TASK ITEM
Restate, word for word, each entry that follows, but skip its pictures.

>>>>

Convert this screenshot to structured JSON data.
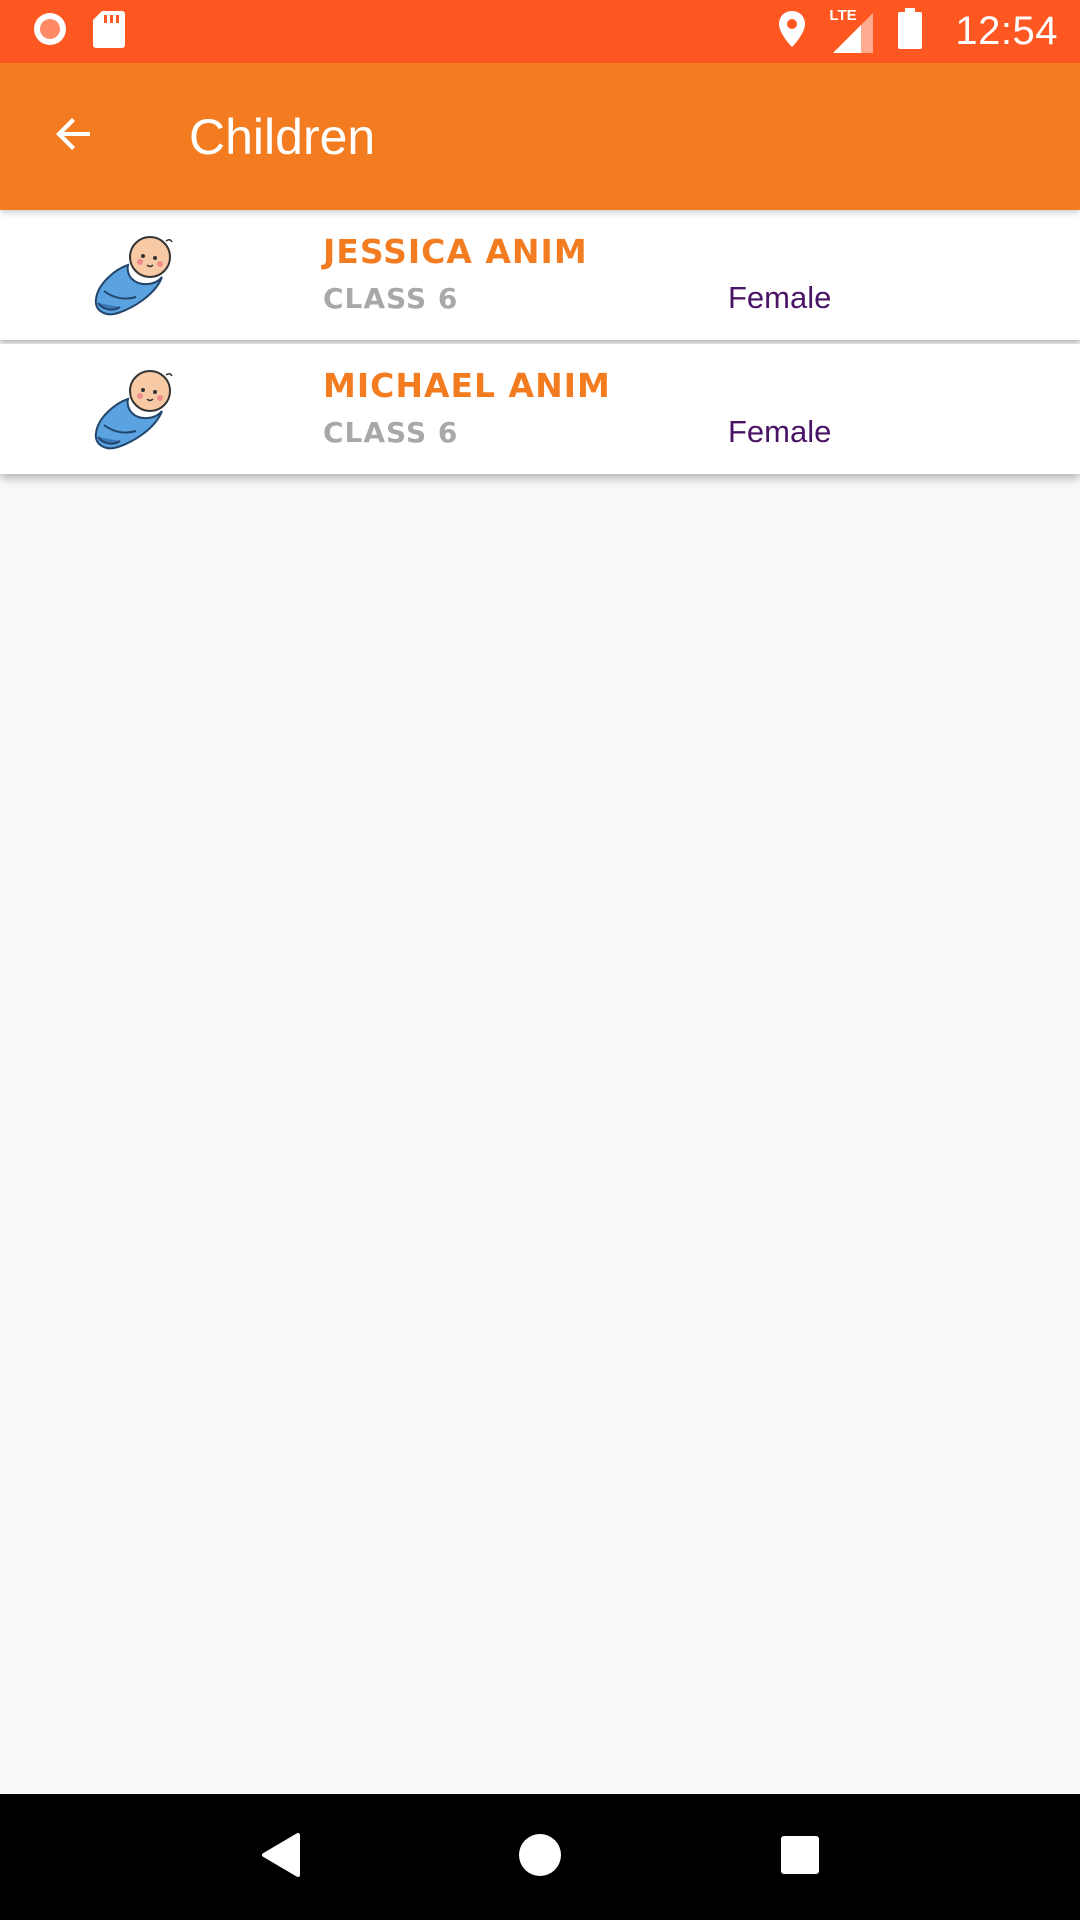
{
  "status_bar": {
    "time": "12:54",
    "icons": [
      "record-icon",
      "sd-card-icon",
      "location-icon",
      "lte-signal-icon",
      "battery-icon"
    ],
    "network_label": "LTE",
    "background": "#ff5722"
  },
  "app_bar": {
    "title": "Children",
    "back_icon": "arrow-back-icon",
    "background": "#f47c20"
  },
  "children": [
    {
      "name": "Jessica Anim",
      "class": "Class 6",
      "gender": "Female",
      "avatar_icon": "baby-avatar-icon"
    },
    {
      "name": "Michael Anim",
      "class": "Class 6",
      "gender": "Female",
      "avatar_icon": "baby-avatar-icon"
    }
  ],
  "nav_bar": {
    "buttons": [
      "back-triangle-icon",
      "home-circle-icon",
      "recents-square-icon"
    ]
  },
  "colors": {
    "accent": "#f47c20",
    "class_text": "#a8a8a8",
    "gender_text": "#4a1466"
  }
}
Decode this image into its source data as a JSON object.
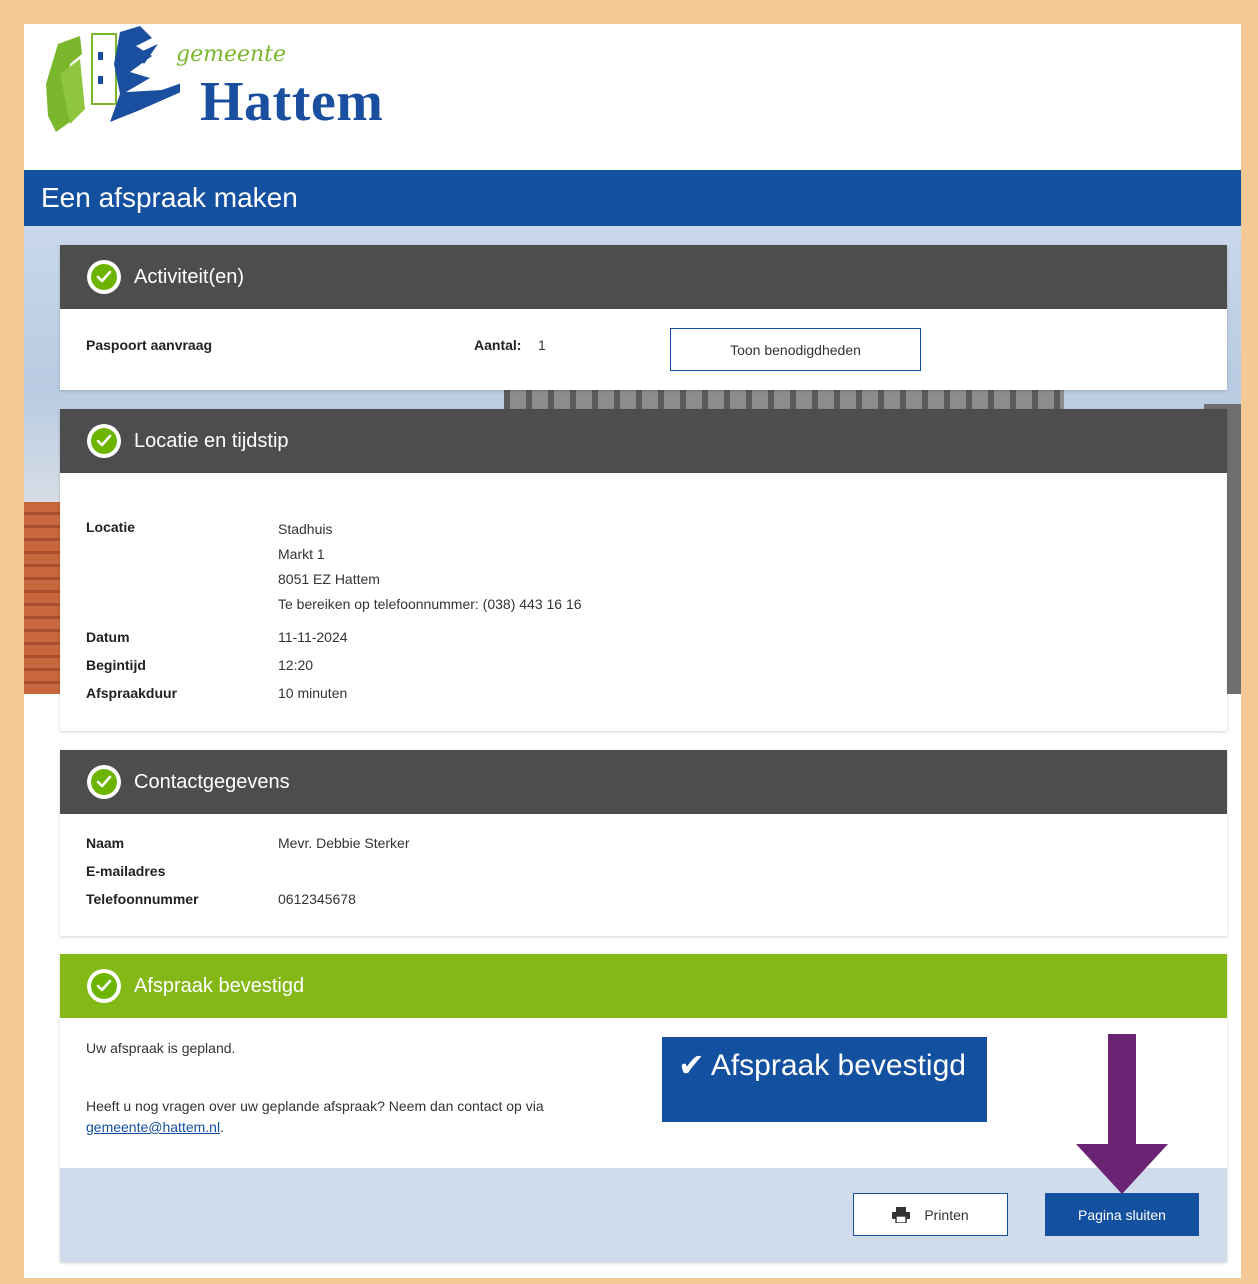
{
  "logo": {
    "small_text": "gemeente",
    "big_text": "Hattem"
  },
  "page_title": "Een afspraak maken",
  "activities": {
    "heading": "Activiteit(en)",
    "item_label": "Paspoort aanvraag",
    "count_label": "Aantal:",
    "count_value": "1",
    "requirements_button": "Toon benodigdheden"
  },
  "location": {
    "heading": "Locatie en tijdstip",
    "location_label": "Locatie",
    "address_lines": [
      "Stadhuis",
      "Markt 1",
      "8051 EZ Hattem",
      "Te bereiken op telefoonnummer: (038) 443 16 16"
    ],
    "date_label": "Datum",
    "date_value": "11-11-2024",
    "start_label": "Begintijd",
    "start_value": "12:20",
    "duration_label": "Afspraakduur",
    "duration_value": "10 minuten"
  },
  "contact": {
    "heading": "Contactgegevens",
    "name_label": "Naam",
    "name_value": "Mevr. Debbie Sterker",
    "email_label": "E-mailadres",
    "email_value": "",
    "phone_label": "Telefoonnummer",
    "phone_value": "0612345678"
  },
  "confirmation": {
    "heading": "Afspraak bevestigd",
    "planned_text": "Uw afspraak is gepland.",
    "questions_text": "Heeft u nog vragen over uw geplande afspraak? Neem dan contact op via",
    "email_link": "gemeente@hattem.nl",
    "email_suffix": ".",
    "badge_text": "Afspraak bevestigd",
    "print_button": "Printen",
    "close_button": "Pagina sluiten"
  },
  "colors": {
    "brand_blue": "#1450a0",
    "header_gray": "#4d4d4d",
    "success_green": "#84b817",
    "arrow_purple": "#6b2473",
    "frame_orange": "#f5c995"
  },
  "icons": {
    "section_status": "check-circle-icon",
    "print": "printer-icon",
    "badge": "checkmark-icon"
  }
}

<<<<

SOLUTION TO THIS EXERCISE
Convert this screenshot to structured JSON data.
{
  "status_bar": {
    "time": "12:54",
    "icons": [
      "record-icon",
      "sd-card-icon",
      "location-icon",
      "lte-signal-icon",
      "battery-icon"
    ],
    "network_label": "LTE",
    "background": "#ff5722"
  },
  "app_bar": {
    "title": "Children",
    "back_icon": "arrow-back-icon",
    "background": "#f47c20"
  },
  "children": [
    {
      "name": "Jessica Anim",
      "class": "Class 6",
      "gender": "Female",
      "avatar_icon": "baby-avatar-icon"
    },
    {
      "name": "Michael Anim",
      "class": "Class 6",
      "gender": "Female",
      "avatar_icon": "baby-avatar-icon"
    }
  ],
  "nav_bar": {
    "buttons": [
      "back-triangle-icon",
      "home-circle-icon",
      "recents-square-icon"
    ]
  },
  "colors": {
    "accent": "#f47c20",
    "class_text": "#a8a8a8",
    "gender_text": "#4a1466"
  }
}
Decode this image into its source data as a JSON object.
{
  "logo": {
    "small_text": "gemeente",
    "big_text": "Hattem"
  },
  "page_title": "Een afspraak maken",
  "activities": {
    "heading": "Activiteit(en)",
    "item_label": "Paspoort aanvraag",
    "count_label": "Aantal:",
    "count_value": "1",
    "requirements_button": "Toon benodigdheden"
  },
  "location": {
    "heading": "Locatie en tijdstip",
    "location_label": "Locatie",
    "address_lines": [
      "Stadhuis",
      "Markt 1",
      "8051 EZ Hattem",
      "Te bereiken op telefoonnummer: (038) 443 16 16"
    ],
    "date_label": "Datum",
    "date_value": "11-11-2024",
    "start_label": "Begintijd",
    "start_value": "12:20",
    "duration_label": "Afspraakduur",
    "duration_value": "10 minuten"
  },
  "contact": {
    "heading": "Contactgegevens",
    "name_label": "Naam",
    "name_value": "Mevr. Debbie Sterker",
    "email_label": "E-mailadres",
    "email_value": "",
    "phone_label": "Telefoonnummer",
    "phone_value": "0612345678"
  },
  "confirmation": {
    "heading": "Afspraak bevestigd",
    "planned_text": "Uw afspraak is gepland.",
    "questions_text": "Heeft u nog vragen over uw geplande afspraak? Neem dan contact op via",
    "email_link": "gemeente@hattem.nl",
    "email_suffix": ".",
    "badge_text": "Afspraak bevestigd",
    "print_button": "Printen",
    "close_button": "Pagina sluiten"
  },
  "colors": {
    "brand_blue": "#1450a0",
    "header_gray": "#4d4d4d",
    "success_green": "#84b817",
    "arrow_purple": "#6b2473",
    "frame_orange": "#f5c995"
  },
  "icons": {
    "section_status": "check-circle-icon",
    "print": "printer-icon",
    "badge": "checkmark-icon"
  }
}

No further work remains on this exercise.